Each line containing the word "char" must be copied from the material below.
********************
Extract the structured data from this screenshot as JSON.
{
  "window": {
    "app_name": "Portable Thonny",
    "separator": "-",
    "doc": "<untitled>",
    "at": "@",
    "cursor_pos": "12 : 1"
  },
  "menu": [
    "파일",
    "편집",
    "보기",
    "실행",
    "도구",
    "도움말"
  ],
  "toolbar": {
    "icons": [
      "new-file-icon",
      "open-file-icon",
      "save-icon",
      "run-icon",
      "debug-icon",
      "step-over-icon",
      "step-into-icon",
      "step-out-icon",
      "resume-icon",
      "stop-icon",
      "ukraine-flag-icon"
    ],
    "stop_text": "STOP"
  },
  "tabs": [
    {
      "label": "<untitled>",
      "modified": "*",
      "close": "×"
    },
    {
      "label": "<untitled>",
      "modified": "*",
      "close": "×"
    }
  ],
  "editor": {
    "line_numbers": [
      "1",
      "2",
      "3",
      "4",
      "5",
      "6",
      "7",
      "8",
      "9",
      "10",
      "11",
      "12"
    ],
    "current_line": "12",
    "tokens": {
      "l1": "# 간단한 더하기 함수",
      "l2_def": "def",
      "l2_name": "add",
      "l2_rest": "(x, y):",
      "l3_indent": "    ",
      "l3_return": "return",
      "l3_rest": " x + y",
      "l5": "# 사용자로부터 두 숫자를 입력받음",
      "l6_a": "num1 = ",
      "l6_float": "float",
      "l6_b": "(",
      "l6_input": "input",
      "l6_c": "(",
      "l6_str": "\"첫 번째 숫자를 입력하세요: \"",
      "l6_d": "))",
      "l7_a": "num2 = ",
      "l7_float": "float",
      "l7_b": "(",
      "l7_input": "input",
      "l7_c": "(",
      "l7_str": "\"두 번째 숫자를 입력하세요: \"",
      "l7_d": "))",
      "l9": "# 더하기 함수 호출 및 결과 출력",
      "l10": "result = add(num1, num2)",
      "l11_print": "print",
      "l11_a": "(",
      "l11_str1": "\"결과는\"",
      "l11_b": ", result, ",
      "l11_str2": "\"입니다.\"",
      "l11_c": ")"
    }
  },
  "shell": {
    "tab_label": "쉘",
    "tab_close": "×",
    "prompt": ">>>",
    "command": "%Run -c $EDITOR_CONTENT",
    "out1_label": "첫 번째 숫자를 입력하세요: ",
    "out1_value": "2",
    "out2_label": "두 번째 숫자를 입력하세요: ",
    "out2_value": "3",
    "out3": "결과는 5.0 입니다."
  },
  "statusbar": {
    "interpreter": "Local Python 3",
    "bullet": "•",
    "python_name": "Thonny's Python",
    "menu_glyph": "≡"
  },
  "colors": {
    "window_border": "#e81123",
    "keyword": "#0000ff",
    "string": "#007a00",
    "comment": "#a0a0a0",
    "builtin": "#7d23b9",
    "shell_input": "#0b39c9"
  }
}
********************
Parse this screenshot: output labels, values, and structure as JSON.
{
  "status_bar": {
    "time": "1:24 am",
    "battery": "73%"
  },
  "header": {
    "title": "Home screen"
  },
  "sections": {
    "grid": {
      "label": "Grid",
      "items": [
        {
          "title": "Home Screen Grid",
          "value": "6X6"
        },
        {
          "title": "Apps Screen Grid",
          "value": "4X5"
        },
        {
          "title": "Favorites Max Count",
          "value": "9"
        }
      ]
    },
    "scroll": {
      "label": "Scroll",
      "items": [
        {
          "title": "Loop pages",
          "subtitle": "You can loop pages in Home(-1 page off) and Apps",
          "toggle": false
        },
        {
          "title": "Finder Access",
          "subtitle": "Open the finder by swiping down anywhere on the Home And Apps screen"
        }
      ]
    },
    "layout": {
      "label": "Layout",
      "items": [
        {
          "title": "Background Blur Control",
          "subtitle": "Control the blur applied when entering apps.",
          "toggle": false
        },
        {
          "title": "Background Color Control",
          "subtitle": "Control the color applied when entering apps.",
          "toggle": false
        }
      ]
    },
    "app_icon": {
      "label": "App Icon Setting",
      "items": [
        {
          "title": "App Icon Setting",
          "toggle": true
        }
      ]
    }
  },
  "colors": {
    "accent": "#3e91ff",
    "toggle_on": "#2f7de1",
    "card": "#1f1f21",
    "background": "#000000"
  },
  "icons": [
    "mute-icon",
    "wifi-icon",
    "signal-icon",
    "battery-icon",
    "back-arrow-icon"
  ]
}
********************
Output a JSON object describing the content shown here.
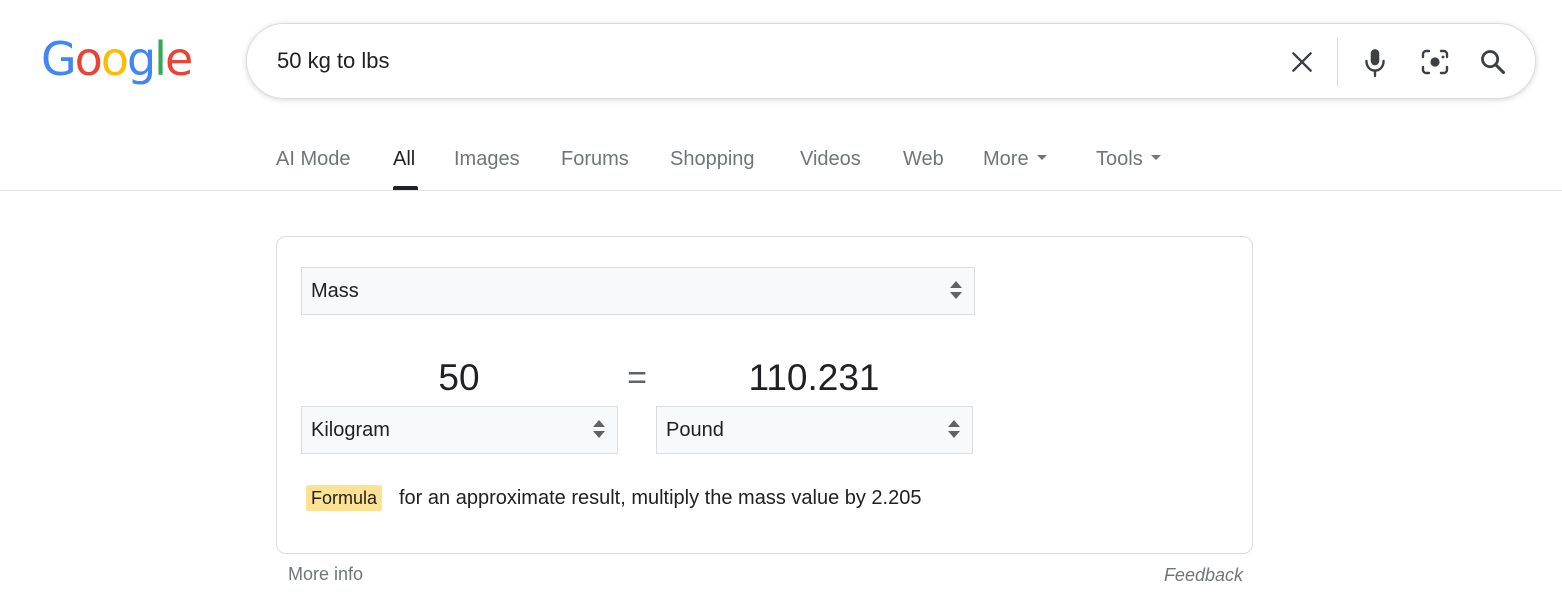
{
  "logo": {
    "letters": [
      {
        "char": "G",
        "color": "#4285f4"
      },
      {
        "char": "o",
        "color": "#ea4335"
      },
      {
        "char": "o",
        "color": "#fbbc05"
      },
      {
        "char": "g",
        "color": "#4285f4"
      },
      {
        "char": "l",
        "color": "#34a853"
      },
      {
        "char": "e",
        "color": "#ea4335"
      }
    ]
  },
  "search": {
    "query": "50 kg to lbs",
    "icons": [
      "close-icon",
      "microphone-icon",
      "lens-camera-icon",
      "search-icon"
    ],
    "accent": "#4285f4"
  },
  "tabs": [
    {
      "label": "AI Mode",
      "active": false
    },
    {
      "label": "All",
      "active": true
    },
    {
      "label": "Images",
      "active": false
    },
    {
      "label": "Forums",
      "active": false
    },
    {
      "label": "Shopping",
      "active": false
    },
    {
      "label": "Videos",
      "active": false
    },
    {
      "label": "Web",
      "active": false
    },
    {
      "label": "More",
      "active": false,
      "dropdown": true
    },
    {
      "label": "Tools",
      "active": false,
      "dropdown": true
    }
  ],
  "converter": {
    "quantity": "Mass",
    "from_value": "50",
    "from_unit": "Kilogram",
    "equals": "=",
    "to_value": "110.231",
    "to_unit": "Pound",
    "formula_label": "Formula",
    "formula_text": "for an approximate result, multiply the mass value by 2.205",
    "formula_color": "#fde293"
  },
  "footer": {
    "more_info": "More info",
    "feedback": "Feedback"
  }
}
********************
Expected answer:
        "char": "G",
        "char": "o",
        "char": "o",
        "char": "g",
        "char": "l",
        "char": "e",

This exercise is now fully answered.